Barclays Court Case shows importance of detailed minutes

Barclays Court Case shows importance of detailed minutes

An ongoing High Court case between Barclays and PSP highlights the importance of keeping detailed and accurate minutes. It is common for us to get requests from directors and clients to just focus on the key points and decisions in the board minutes. This can make the minutes easier to read and digest, but it runs the risk of losing much of the important discussion.

Background

John Varley, the former chief executive of Barclays was cross-examined in the High Court regarding how much the Barclays board knew about two advisory services agreements (ASAs) worth £322m, which Barclays signed with Qatar.

Mr Varley contends that the board were fully aware of it and he briefed them at the board meeting but, critically the board minutes have little reference to it. Mr Varley said that “If I’d misled the board I would have been out of a job within five minutes.” However, without clear minutes it is harder for Mr Varley to verify what information was provided.

The ASAs were side agreements that were struck during the lender’s £7.3bn cash call in 2008 that meant Barclays was not taken over by the UK government.

Further details have been reported by the Financial Times here.

Impact

We have written before about the importance to the board, and in particular for INEDs, to have high quality board minutes in the banking sector and this only emphasises this point.

Often it is not possible to know what matters or agreements are going to take on significance in the future, although in this case the transaction was a critical one that was vital to the future survival of Barclays.

Although we cannot comment on the minutes or the situation around Barclays specifically, at Elemental we have seen situations where clients in critical or sensitive situations have asked for the minutes to be light on detail.
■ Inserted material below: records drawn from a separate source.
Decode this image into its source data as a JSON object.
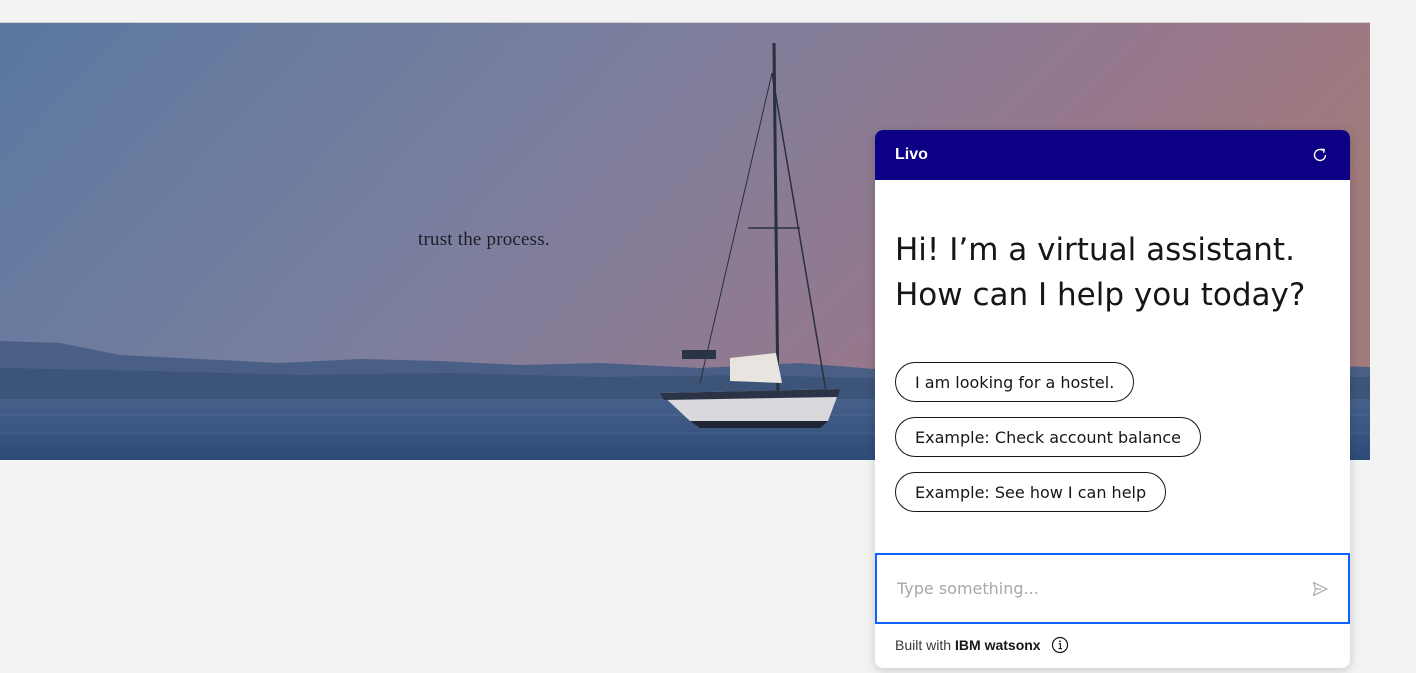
{
  "hero": {
    "tagline": "trust the process."
  },
  "chat": {
    "title": "Livo",
    "header_color": "#0e0085",
    "restart_icon": "restart-icon",
    "greeting_line1": "Hi! I’m a virtual assistant.",
    "greeting_line2": "How can I help you today?",
    "suggestions": [
      "I am looking for a hostel.",
      "Example: Check account balance",
      "Example: See how I can help"
    ],
    "input_placeholder": "Type something...",
    "input_value": "",
    "input_border_color": "#0f62fe",
    "send_icon": "send-icon",
    "footer_prefix": "Built with",
    "footer_brand": "IBM watsonx",
    "info_icon": "info-icon"
  }
}
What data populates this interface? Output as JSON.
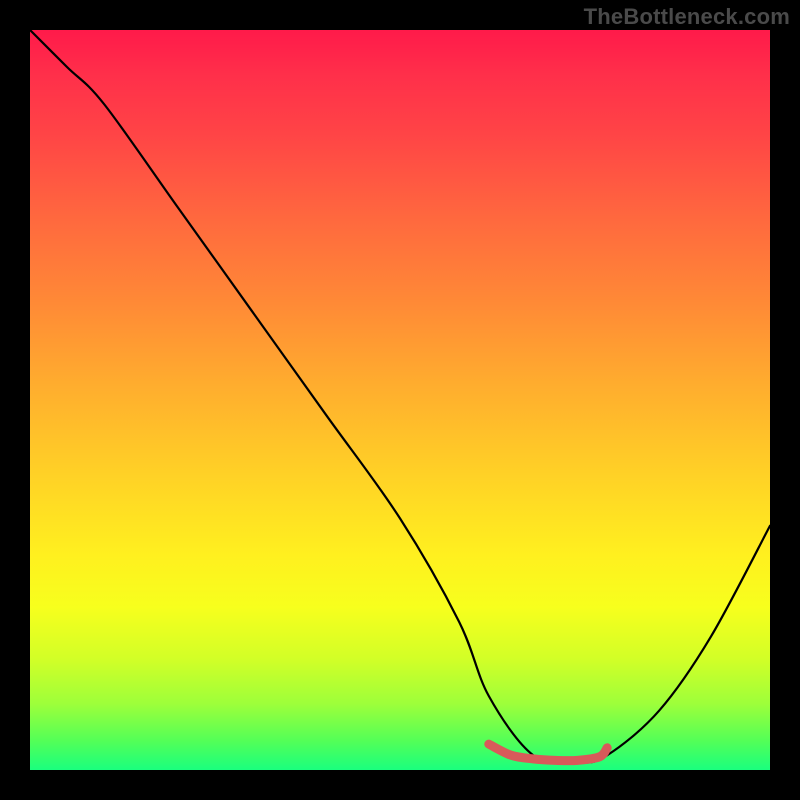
{
  "watermark": "TheBottleneck.com",
  "chart_data": {
    "type": "line",
    "title": "",
    "xlabel": "",
    "ylabel": "",
    "xlim": [
      0,
      100
    ],
    "ylim": [
      0,
      100
    ],
    "series": [
      {
        "name": "bottleneck-curve",
        "x": [
          0,
          5,
          10,
          20,
          30,
          40,
          50,
          58,
          62,
          68,
          74,
          78,
          85,
          92,
          100
        ],
        "values": [
          100,
          95,
          90,
          76,
          62,
          48,
          34,
          20,
          10,
          2,
          1,
          2,
          8,
          18,
          33
        ]
      }
    ],
    "highlight_segment": {
      "name": "minimum-band",
      "color": "#d85a5a",
      "x": [
        62,
        65,
        68,
        71,
        74,
        77,
        78
      ],
      "values": [
        3.5,
        2.0,
        1.5,
        1.3,
        1.3,
        1.8,
        3.0
      ]
    },
    "background_gradient": {
      "top": "#ff1a4a",
      "bottom": "#1aff7e"
    }
  }
}
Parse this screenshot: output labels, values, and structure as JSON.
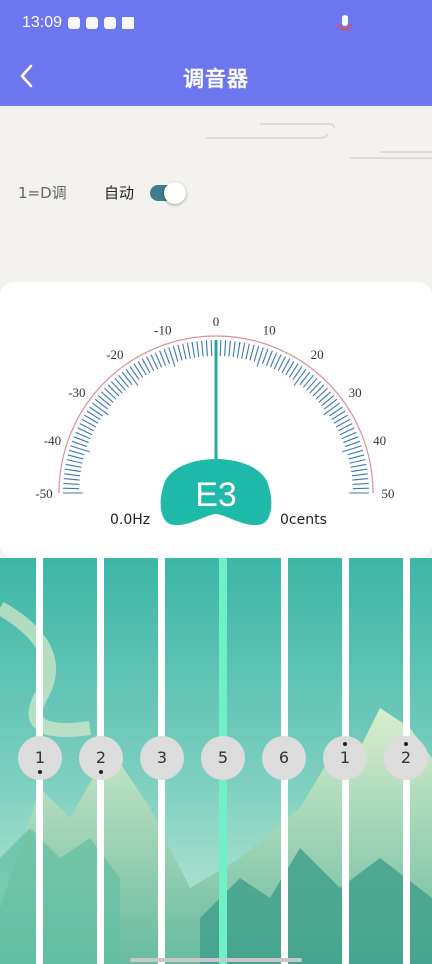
{
  "status_bar": {
    "time": "13:09",
    "icons": [
      "tiktok-icon",
      "link-icon",
      "mail-icon",
      "crown-icon"
    ],
    "mic_icon": "microphone-icon"
  },
  "header": {
    "title": "调音器",
    "back_icon": "back-arrow-icon",
    "bg_color": "#6b76ef"
  },
  "settings": {
    "key_label": "1=D调",
    "auto_label": "自动",
    "auto_enabled": true
  },
  "tuner": {
    "scale_labels_left": [
      "-50",
      "-40",
      "-30",
      "-20",
      "-10"
    ],
    "zero_label": "0",
    "scale_labels_right": [
      "10",
      "20",
      "30",
      "40",
      "50"
    ],
    "note": "E3",
    "frequency": "0.0Hz",
    "cents": "0cents",
    "needle_value": 0,
    "accent_color": "#1eb9a8"
  },
  "strings": {
    "notes": [
      {
        "label": "1",
        "dot": "below"
      },
      {
        "label": "2",
        "dot": "below"
      },
      {
        "label": "3",
        "dot": "none"
      },
      {
        "label": "5",
        "dot": "none"
      },
      {
        "label": "6",
        "dot": "none"
      },
      {
        "label": "1",
        "dot": "above"
      },
      {
        "label": "2",
        "dot": "above"
      }
    ],
    "active_index": 3
  }
}
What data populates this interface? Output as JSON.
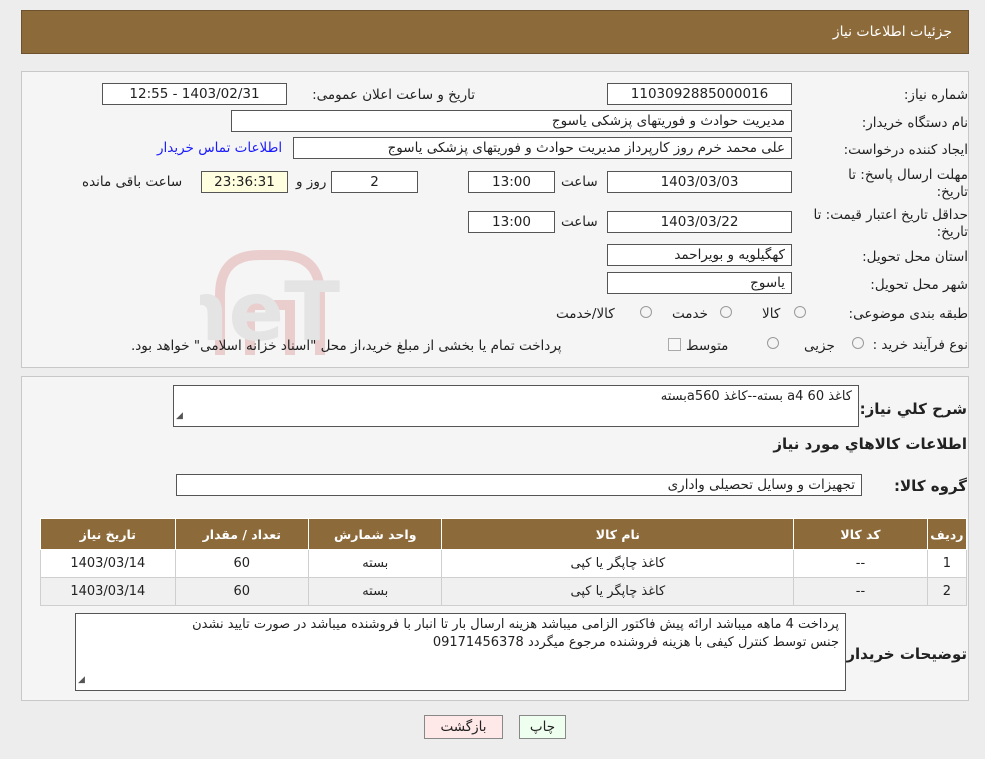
{
  "header": {
    "title": "جزئیات اطلاعات نیاز"
  },
  "form": {
    "need_number_label": "شماره نیاز:",
    "need_number": "1103092885000016",
    "announce_label": "تاریخ و ساعت اعلان عمومی:",
    "announce_value": "1403/02/31 - 12:55",
    "buyer_org_label": "نام دستگاه خریدار:",
    "buyer_org": "مدیریت حوادث و فوریتهای پزشکی یاسوج",
    "creator_label": "ایجاد کننده درخواست:",
    "creator": "علی محمد خرم روز کارپرداز مدیریت حوادث و فوریتهای پزشکی یاسوج",
    "contact_link": "اطلاعات تماس خریدار",
    "deadline_label_1": "مهلت ارسال پاسخ: تا",
    "deadline_label_2": "تاریخ:",
    "deadline_date": "1403/03/03",
    "time_label": "ساعت",
    "deadline_time": "13:00",
    "days_value": "2",
    "days_label": "روز و",
    "remaining_time": "23:36:31",
    "remaining_label": "ساعت باقی مانده",
    "validity_label_1": "حداقل تاریخ اعتبار قیمت: تا",
    "validity_label_2": "تاریخ:",
    "validity_date": "1403/03/22",
    "validity_time": "13:00",
    "province_label": "استان محل تحویل:",
    "province": "کهگیلویه و بویراحمد",
    "city_label": "شهر محل تحویل:",
    "city": "یاسوج",
    "category_label": "طبقه بندی موضوعی:",
    "category_options": [
      "کالا",
      "خدمت",
      "کالا/خدمت"
    ],
    "process_label": "نوع فرآیند خرید :",
    "process_options": [
      "جزیی",
      "متوسط"
    ],
    "process_note": "پرداخت تمام یا بخشی از مبلغ خرید،از محل \"اسناد خزانه اسلامی\" خواهد بود."
  },
  "summary": {
    "label": "شرح کلي نياز:",
    "value": "کاغذ a4 60 بسته--کاغذ a560بسته",
    "items_heading": "اطلاعات کالاهاي مورد نياز",
    "group_label": "گروه کالا:",
    "group_value": "تجهیزات و وسایل تحصیلی واداری"
  },
  "table": {
    "headers": [
      "ردیف",
      "کد کالا",
      "نام کالا",
      "واحد شمارش",
      "تعداد / مقدار",
      "تاریخ نیاز"
    ],
    "rows": [
      [
        "1",
        "--",
        "کاغذ چاپگر یا کپی",
        "بسته",
        "60",
        "1403/03/14"
      ],
      [
        "2",
        "--",
        "کاغذ چاپگر یا کپی",
        "بسته",
        "60",
        "1403/03/14"
      ]
    ]
  },
  "notes": {
    "label": "توضیحات خریدار:",
    "line1": "پرداخت 4 ماهه میباشد  ارائه پیش فاکتور الزامی میباشد  هزینه ارسال بار تا انبار  با فروشنده میباشد در صورت تایید نشدن",
    "line2": "جنس توسط کنترل کیفی با  هزینه فروشنده مرجوع میگردد 09171456378"
  },
  "buttons": {
    "print": "چاپ",
    "back": "بازگشت"
  },
  "watermark": {
    "text": "AriaTender.neT"
  }
}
This is sometimes seen as a ‘safer’ option by the board and, although this is in the discretion of the board and the Chair, we would rarely recommend that this approach is taken. This case highlights the importance of accurate, independent board minutes, not just for information, but to protect the interests of the company and the directors.

Elemental provides corporate governance and meeting support to many financial and non-financial companies. Please do get in touch if you would like to discuss how we can help you.

Nick Lindsay
nick.lindsay@gmail.com
No Comments

Post A Comment

We’re here to keep things simple

If you would like to find out more about our services and how we can help support your business, please get in touch.

+44 (0)203 286 6229